Working Toward a Next Generation HR and Pay Solution

February 6, 2019

The most satisfying part of public service and political life is taking on complex and difficult problems and seeing those efforts produce results for Canadians. It is a great honour to be named President of the Treasury Board, and with it comes the great responsibility of leading Canada’s world-class public service.

As a Parliamentarian and member of Cabinet, I closely followed the progress of my colleagues Minister Qualtrough at PSPC and former Treasury Board president Brison as they devoted themselves to resolving employee pay issues caused by the flawed Phoenix pay system.

In my new role as President of the Treasury Board and Minister of Digital Government, I commit to continue this work – with both PSPC in their critical efforts to stabilize Phoenix, and here at TBS as we race forward on developing options for new HR and pay solutions that will one day replace Phoenix.

The effort to develop a Next Generation HR and pay system is breaking new ground for government procurement in the digital age.

My first day on the job, in fact, I witnessed the first User Expo in the lobby of the offices of my new department.
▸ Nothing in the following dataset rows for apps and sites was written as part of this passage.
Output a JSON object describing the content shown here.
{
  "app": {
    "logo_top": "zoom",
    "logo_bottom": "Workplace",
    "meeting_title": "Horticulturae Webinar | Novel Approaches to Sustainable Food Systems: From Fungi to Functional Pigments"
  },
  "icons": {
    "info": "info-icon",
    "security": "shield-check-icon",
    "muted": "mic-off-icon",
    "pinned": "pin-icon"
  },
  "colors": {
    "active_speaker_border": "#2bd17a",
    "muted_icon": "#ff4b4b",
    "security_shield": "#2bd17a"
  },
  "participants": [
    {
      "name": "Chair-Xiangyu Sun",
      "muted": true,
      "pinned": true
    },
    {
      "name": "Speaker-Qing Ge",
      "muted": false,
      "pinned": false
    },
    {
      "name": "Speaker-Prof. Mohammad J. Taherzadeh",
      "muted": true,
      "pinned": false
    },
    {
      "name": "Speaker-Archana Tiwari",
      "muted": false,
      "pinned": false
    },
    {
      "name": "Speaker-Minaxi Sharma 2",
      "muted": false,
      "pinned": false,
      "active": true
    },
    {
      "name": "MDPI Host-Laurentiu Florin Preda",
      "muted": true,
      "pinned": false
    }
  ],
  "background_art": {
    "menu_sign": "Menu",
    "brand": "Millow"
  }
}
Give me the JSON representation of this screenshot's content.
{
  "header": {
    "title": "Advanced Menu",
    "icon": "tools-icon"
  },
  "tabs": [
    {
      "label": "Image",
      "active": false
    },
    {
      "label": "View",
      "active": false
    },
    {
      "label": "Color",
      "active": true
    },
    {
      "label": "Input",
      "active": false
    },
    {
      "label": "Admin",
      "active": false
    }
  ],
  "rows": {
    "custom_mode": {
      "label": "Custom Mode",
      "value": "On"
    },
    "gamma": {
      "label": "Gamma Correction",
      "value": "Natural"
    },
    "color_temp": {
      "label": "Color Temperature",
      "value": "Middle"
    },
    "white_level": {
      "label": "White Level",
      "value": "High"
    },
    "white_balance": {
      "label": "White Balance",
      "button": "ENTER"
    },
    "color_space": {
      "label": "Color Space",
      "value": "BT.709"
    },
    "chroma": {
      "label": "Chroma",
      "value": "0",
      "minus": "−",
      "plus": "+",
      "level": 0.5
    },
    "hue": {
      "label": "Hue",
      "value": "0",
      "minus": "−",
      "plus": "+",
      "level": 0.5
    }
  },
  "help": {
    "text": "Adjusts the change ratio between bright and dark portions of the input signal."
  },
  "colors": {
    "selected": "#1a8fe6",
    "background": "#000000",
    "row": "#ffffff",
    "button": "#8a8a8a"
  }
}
Public servants were enthusiastically exploring the navigation of the possible solutions. The team then took the expo to Montreal, Dartmouth, Victoria, Edmonton and Winnipeg, before returning earlier this week to the National Capital Region, where I was able to spend a bit more time with staff and users at the expo in Gatineau, QC.

Hundreds of employees have given us their thoughts as part of this process, and I was struck by the thoughtful and optimistic feedback from the employees I met.
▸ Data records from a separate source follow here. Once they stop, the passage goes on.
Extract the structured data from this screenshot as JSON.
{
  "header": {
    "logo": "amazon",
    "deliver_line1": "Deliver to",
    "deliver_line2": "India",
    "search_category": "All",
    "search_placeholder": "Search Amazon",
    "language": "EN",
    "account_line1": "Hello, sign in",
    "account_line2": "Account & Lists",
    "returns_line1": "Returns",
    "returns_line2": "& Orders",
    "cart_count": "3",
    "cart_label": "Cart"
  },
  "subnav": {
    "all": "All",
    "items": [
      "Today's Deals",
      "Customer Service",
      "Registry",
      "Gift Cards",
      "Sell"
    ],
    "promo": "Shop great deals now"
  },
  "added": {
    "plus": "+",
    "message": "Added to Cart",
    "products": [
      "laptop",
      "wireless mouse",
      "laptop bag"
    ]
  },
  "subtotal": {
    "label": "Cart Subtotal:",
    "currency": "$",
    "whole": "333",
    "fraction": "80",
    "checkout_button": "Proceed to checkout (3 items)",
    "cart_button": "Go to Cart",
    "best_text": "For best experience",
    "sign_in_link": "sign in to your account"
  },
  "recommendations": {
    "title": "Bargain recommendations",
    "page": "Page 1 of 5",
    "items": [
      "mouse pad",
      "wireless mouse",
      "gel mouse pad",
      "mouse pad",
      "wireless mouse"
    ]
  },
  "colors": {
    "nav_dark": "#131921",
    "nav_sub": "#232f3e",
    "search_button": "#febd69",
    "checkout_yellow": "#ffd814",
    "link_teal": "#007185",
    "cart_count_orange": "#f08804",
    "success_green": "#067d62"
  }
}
That principle has been paramount throughout this exploration: putting employees’ needs at the centre of this new solution. To do that, the team has been engaging public servants and public service unions at all stages along the way in a truly open manner. It is, frankly, unprecedented.
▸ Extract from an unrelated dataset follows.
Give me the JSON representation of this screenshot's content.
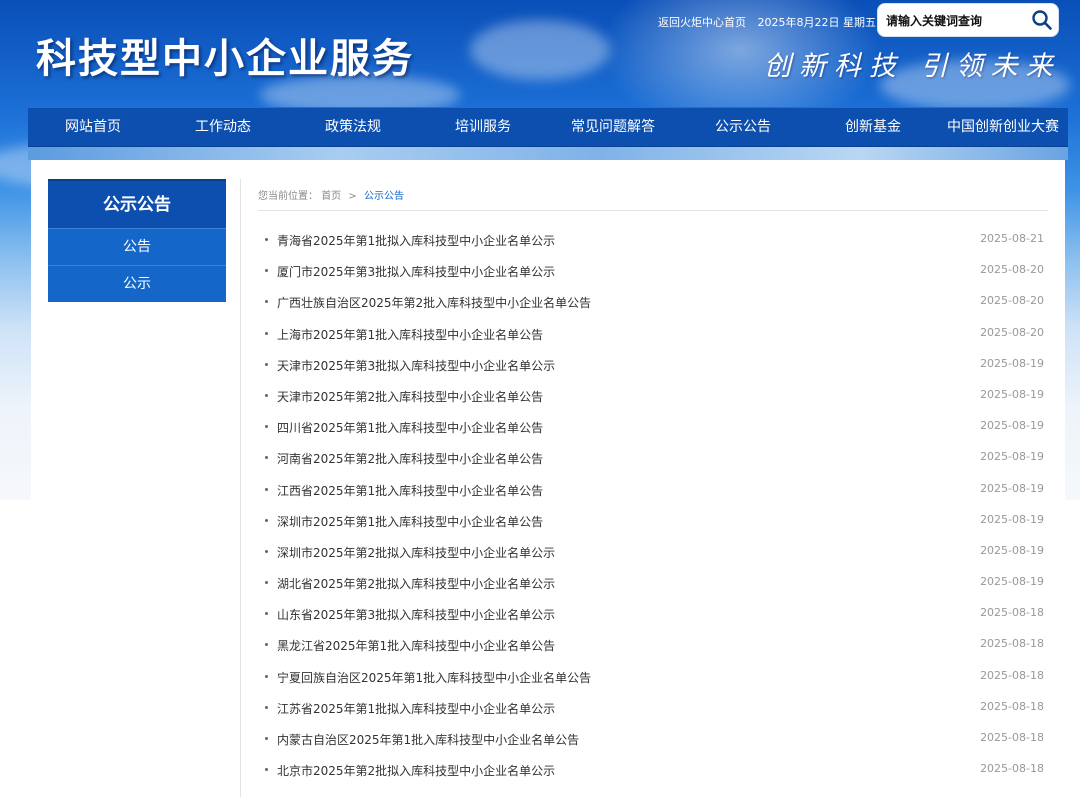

At the expos in Ottawa and Gatineau, I saw some great ideas and comments on the expo’s Feedback Wall. It gave me a first-hand look into what public servants expect in a future HR and pay solution, but it also demonstrated the art of what is possible and what we can strive to achieve by working together.

Over the next several weeks the process will continue to unfold, and the team will keep communicating and keep engaging. For my part, this file is a top priority; it is simply unacceptable that public servants lack confidence in being paid properly and on time.

There is much work ahead. It is complex and difficult. Once we have finished assessing options this spring, we will maintain our relentless, employee-based focus on implementation. We’re going to get this right. Our employees – and the Canadians they serve – deserve nothing less.

The Honourable Jane Philpott

Jane Philpott
President of the Treasury Board and Minister of Digital Government

The Honourable Jane Philpott was first elected as Member of Parliament for Markham–Stouffville in October 2015.
Minister Philpott became a doctor more than 30 years ago to improve people's lives. She entered politics to build a healthier society. For her, a seat in the House of Commons is not the target, but a tool – a tool she could use to improve her community and her country.

Add new comment

Rules of Engagement

We look forward to hearing from you. Your ideas and feedback are central to the development of both the Open Government portal and the Government of Canada’s approach to Open Government.

While comments are moderated, the portal will not censor any comments except in a few specific cases, listed below. Accounts acting contrary to these rules may be temporarily or permanently disabled.

Comments and Interaction

Our team will read comments and participate in discussions when appropriate. Your comments and contributions must be relevant and respectful.

Our team will not engage in partisan or political issues or respond to questions that violate these Terms and Conditions.

Our team reserves the right to remove comments and contributions, and to block users based on the following criteria:

The comments or contributions:

  • include personal, protected or classified information of the Government of Canada or infringes upon intellectual property or proprietary rights
  • are contrary to the principles of the Canadian Charter of Rights and Freedoms, Constitution Act, 1982
  • are racist, hateful, sexist, homophobic or defamatory, or contain or refer to any obscenity or pornography
  • are threatening, violent, intimidating or harassing
  • are contrary to any federal, provincial or territorial laws of Canada
  • constitute impersonation, advertising or spam
  • encourage or incite any criminal activity
  • are written in a language other than English or French
  • otherwise violate this notice

Our team cannot commit to replying to every message or comment, but we look forward to continuing the conversation whenever possible. Please note that responses will be provided in the same language that was used in the original comment.

Our team will reply to comments in the official language in which they are posted. If we determine the response is a question of general public interest, we will respond in both official languages.


Submitted by Maryse Allain on March 04, 2019 - 6:45 PM

Super bel article! J'aime beaucoup cette phrase: ''nous continuerons de porter sans relâche nos efforts sur la mise en œuvre, en tenant toujours compte des employés."" Merci!

Submitted by Denise Dey on April 08, 2019 - 4:58 PM

How can we possibly know what is going on when Shared Services blocks everything ?

Submitted by M. Boca on April 25, 2019 - 6:45 PM

I can't see anything on website as it is blocked, so I can't submit my comments regarding the new system.